Shifting problems barely existed before the invention of indexed shifting. Now they're a regular annoyance for riders in all categories.
In my private war to eliminate 4-millimeter shift housing, inline cable adjusters have been a reliable ally. But the bike industry has finally figured out how to mess that up.
For years, 4mm housing used thick-walled ferrules that made the ends fit into the 5mm cable stops commonly in use. Because of this, it was easy to substitute 5mm housing to reduce friction in a system that was getting erratic.
Because mechanical indexed shifting relies on perfect cable tension, shifting systems included fine tuners in the form of barrel adjusters somewhere in the cable run for all rear -- and most front -- derailleurs. Lately, barrel adjusters have become a necessity for front shifting because the indexing requires higher tension than you can get just by pulling on the cable as hard as you can when you hook it up.
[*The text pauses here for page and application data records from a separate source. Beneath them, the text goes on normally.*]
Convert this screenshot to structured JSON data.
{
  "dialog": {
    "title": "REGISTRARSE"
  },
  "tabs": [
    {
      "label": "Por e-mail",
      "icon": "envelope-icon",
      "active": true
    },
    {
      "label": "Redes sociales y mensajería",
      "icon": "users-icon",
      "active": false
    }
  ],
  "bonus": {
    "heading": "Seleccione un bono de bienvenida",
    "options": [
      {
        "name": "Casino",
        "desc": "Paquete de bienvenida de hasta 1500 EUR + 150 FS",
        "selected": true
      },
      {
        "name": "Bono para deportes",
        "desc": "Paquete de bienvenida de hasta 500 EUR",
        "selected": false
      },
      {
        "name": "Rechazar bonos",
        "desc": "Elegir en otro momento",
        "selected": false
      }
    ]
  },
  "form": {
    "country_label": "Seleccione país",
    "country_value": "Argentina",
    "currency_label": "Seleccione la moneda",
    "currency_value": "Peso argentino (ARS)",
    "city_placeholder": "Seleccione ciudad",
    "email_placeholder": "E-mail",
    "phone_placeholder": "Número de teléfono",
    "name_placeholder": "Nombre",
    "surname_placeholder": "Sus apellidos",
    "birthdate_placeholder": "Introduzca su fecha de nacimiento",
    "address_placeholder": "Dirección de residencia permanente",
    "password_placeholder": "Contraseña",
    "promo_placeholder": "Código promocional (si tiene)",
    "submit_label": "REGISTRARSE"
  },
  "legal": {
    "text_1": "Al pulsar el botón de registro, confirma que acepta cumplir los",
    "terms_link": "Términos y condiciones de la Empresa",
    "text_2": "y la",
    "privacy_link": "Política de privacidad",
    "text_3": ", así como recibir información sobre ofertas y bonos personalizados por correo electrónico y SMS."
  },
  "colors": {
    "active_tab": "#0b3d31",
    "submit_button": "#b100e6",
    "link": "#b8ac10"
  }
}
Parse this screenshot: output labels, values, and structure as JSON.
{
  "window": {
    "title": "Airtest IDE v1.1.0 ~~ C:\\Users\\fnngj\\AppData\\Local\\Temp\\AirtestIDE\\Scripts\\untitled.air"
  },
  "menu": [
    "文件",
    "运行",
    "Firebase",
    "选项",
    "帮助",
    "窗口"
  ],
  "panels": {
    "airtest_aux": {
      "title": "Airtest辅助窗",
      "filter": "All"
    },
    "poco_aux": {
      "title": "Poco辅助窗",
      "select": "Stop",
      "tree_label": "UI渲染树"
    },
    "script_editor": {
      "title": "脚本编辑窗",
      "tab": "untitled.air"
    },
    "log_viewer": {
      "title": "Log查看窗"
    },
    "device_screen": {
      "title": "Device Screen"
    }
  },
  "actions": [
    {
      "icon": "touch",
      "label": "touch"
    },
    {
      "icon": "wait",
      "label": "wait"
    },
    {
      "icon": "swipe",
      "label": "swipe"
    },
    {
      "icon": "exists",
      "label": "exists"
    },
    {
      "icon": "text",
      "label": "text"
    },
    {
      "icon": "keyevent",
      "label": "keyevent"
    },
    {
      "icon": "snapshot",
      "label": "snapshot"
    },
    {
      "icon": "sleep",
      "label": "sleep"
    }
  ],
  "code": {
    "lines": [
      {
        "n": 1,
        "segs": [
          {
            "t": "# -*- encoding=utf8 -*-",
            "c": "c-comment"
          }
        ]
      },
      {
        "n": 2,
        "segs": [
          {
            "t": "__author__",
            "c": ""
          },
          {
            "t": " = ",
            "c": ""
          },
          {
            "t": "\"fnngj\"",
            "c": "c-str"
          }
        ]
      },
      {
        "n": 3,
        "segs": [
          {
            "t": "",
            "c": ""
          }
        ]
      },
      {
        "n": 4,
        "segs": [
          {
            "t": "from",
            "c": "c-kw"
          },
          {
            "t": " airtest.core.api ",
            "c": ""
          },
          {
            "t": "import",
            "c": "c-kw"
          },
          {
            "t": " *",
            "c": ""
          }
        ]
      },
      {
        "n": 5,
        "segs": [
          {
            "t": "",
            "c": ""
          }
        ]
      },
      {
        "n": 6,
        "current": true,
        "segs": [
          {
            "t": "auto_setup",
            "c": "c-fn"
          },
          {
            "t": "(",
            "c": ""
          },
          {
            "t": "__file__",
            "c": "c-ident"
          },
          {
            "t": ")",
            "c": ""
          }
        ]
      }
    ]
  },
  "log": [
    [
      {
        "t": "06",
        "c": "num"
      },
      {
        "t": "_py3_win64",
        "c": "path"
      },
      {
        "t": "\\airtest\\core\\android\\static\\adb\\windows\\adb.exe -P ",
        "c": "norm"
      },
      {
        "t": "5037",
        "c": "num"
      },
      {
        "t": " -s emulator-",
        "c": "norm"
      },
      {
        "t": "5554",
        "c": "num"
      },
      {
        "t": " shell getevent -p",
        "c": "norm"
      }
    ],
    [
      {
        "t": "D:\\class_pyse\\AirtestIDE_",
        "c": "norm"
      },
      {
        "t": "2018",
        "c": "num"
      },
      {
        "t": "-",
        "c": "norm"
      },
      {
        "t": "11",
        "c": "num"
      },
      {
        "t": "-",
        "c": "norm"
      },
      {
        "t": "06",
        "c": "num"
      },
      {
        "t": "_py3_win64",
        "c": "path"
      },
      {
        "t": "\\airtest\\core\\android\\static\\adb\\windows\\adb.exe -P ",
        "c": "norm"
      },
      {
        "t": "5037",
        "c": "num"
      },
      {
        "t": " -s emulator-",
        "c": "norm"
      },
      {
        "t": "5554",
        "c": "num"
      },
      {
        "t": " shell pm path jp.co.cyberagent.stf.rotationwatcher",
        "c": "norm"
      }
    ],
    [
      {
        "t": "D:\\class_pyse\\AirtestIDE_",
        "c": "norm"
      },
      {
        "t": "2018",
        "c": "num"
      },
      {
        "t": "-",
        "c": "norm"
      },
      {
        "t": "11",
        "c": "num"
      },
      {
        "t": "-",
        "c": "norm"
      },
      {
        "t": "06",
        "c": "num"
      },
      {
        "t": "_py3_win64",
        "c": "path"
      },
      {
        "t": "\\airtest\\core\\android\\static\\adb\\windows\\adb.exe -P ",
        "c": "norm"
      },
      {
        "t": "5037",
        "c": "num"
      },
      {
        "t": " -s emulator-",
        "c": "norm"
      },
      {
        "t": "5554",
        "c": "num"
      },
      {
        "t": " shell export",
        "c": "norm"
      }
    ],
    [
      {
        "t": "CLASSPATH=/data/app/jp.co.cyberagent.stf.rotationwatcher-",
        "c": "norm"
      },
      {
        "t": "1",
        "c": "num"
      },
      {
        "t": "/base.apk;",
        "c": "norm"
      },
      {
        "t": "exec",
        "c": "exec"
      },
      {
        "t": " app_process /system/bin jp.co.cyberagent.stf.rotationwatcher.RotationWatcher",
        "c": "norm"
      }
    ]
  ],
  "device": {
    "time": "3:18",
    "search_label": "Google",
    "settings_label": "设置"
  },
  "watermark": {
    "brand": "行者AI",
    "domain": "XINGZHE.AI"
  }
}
At the same time as shifting systems have evolved a need for super high tension, the trend to run all the cables inside the frame has led to systems that can only use 4mm housing, because the cable stops are holes built into the frame and do not accommodate -- or need -- a ferrule. However, with inline adjusters I could reduce the 4mm section to the bare minimum needed to enter the frame, and put 5mm from the shifter to the adjuster. With ferrules on the housing, 4mm could go in one end, and 5mm in the other. So the bike industry introduced 4mm adjusters that take naked housing with no ferrule. But they still made the 5mm adjusters as they did before. I could sub in a whole new adjuster.
Not anymore. The last 5mm adjusters I ordered in blissful confidence were sized for 5mm housing without ferrules.
Linear-wire shift housing has always needed a strong ferrule on each end to keep the stiff wires from poking through under the pressure of the shift cable tightening. We used to see ferrule failure a lot in the cheesy plastic ferrules on 4mm housing. The extruding wires would burrow into the shifter, making shifting maddeningly inconsistent, and sometimes even damaging the mechanism. That has gradually faded away as we see more metal 4mm ferrules and perhaps some reformulated plastic that is less prone to punch through. But that does not do away with the problem of drag from the skinny housing. The skinny housing is often applied over thicker cables with coatings that are supposed to make them slide better, but usually end up turning into lint in there.
The answer has always been 5mm housing and a 1.1mm stainless slick shift wire with no coatings of any kind. That's it. No secret formulas, no chemical agents, just the largest available housing with the skinniest available cable. And now you can't have it. As cassettes get more crowded and spacing between cogs gets smaller, smaller deviations make a noticeable difference. The bike industry once again makes riding less convenient and more expensive.